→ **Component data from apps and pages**
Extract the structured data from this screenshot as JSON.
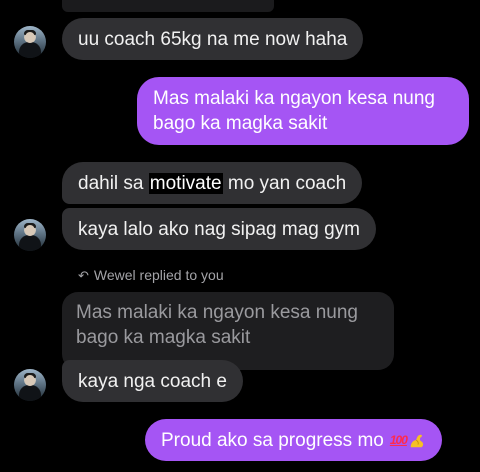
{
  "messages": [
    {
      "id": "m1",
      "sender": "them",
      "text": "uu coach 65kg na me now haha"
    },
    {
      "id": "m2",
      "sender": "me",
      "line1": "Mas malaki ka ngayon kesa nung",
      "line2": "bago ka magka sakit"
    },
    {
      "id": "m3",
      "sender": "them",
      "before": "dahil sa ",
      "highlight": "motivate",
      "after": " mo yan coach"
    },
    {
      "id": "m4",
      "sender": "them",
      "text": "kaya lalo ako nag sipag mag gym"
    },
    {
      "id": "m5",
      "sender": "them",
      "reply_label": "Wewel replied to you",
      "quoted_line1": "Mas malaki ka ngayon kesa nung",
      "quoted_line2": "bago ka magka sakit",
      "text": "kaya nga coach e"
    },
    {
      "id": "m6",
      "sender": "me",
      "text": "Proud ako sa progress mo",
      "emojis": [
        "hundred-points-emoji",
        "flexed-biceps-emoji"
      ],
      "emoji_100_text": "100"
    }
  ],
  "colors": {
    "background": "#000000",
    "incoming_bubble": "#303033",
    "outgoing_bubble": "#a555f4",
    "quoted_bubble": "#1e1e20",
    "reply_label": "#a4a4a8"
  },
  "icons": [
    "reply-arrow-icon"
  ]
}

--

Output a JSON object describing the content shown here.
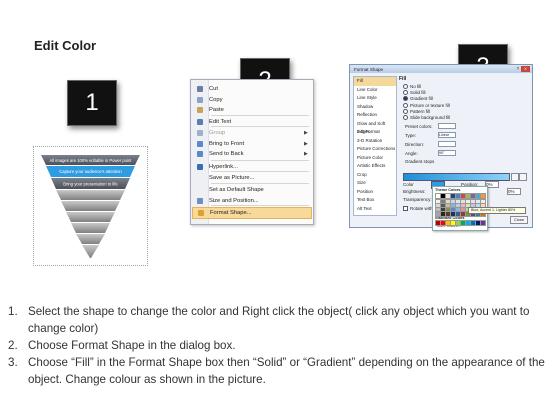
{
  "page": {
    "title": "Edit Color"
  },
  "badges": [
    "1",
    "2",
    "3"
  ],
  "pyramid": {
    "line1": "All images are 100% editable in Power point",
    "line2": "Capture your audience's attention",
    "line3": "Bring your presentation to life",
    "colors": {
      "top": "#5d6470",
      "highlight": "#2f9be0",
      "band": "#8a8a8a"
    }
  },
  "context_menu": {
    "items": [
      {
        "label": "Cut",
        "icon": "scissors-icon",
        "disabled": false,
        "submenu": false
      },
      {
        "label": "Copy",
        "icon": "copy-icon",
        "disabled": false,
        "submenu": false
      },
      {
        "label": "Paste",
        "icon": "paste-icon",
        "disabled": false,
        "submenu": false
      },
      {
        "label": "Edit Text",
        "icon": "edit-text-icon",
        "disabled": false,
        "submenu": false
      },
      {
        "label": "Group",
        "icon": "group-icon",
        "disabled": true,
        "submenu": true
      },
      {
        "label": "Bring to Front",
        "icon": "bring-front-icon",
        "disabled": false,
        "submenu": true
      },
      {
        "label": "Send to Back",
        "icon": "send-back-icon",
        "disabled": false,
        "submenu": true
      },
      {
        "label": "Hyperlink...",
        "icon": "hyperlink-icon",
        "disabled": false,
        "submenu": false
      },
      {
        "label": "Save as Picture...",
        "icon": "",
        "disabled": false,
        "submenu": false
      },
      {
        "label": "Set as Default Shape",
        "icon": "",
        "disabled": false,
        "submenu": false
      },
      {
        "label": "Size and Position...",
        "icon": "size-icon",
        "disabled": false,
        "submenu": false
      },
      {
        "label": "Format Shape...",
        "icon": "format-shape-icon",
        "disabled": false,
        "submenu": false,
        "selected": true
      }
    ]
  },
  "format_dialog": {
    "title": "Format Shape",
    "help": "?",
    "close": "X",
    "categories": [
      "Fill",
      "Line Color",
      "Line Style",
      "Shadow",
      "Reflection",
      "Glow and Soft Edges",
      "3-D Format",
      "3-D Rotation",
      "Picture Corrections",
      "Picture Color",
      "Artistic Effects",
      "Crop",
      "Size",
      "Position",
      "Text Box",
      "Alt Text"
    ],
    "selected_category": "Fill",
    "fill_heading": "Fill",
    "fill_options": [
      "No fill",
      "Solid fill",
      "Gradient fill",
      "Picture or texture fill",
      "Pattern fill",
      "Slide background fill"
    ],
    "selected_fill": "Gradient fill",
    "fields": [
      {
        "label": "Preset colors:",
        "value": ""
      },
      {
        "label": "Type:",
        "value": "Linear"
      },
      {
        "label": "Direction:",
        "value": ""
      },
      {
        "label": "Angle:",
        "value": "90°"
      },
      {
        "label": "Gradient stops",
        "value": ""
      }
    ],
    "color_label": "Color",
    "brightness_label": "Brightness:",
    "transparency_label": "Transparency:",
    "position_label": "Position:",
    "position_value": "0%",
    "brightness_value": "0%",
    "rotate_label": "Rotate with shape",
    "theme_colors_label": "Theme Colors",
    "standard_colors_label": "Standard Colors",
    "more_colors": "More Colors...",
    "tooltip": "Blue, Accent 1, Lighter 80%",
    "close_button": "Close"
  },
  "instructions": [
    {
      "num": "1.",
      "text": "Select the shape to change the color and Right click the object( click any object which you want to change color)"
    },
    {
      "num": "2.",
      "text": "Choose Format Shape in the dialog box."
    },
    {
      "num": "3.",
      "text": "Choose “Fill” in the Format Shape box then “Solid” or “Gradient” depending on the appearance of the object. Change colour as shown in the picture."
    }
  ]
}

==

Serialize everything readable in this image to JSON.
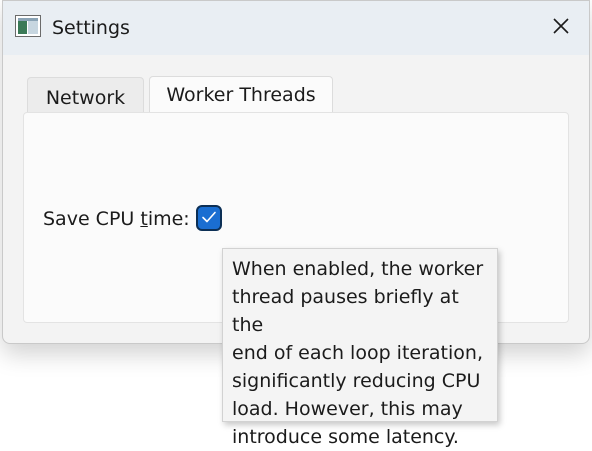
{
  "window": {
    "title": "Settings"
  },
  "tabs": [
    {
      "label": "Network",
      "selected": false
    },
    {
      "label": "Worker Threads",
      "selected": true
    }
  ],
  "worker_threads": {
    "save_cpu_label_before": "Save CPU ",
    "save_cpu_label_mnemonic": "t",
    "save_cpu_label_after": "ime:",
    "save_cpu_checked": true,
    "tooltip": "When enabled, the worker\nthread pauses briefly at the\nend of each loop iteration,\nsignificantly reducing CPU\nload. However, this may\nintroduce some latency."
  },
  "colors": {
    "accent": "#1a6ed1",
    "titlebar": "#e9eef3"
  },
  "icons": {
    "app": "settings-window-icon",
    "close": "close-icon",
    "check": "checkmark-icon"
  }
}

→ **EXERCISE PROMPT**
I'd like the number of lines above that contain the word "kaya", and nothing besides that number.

→ **ANSWER TO THIS TASK**
2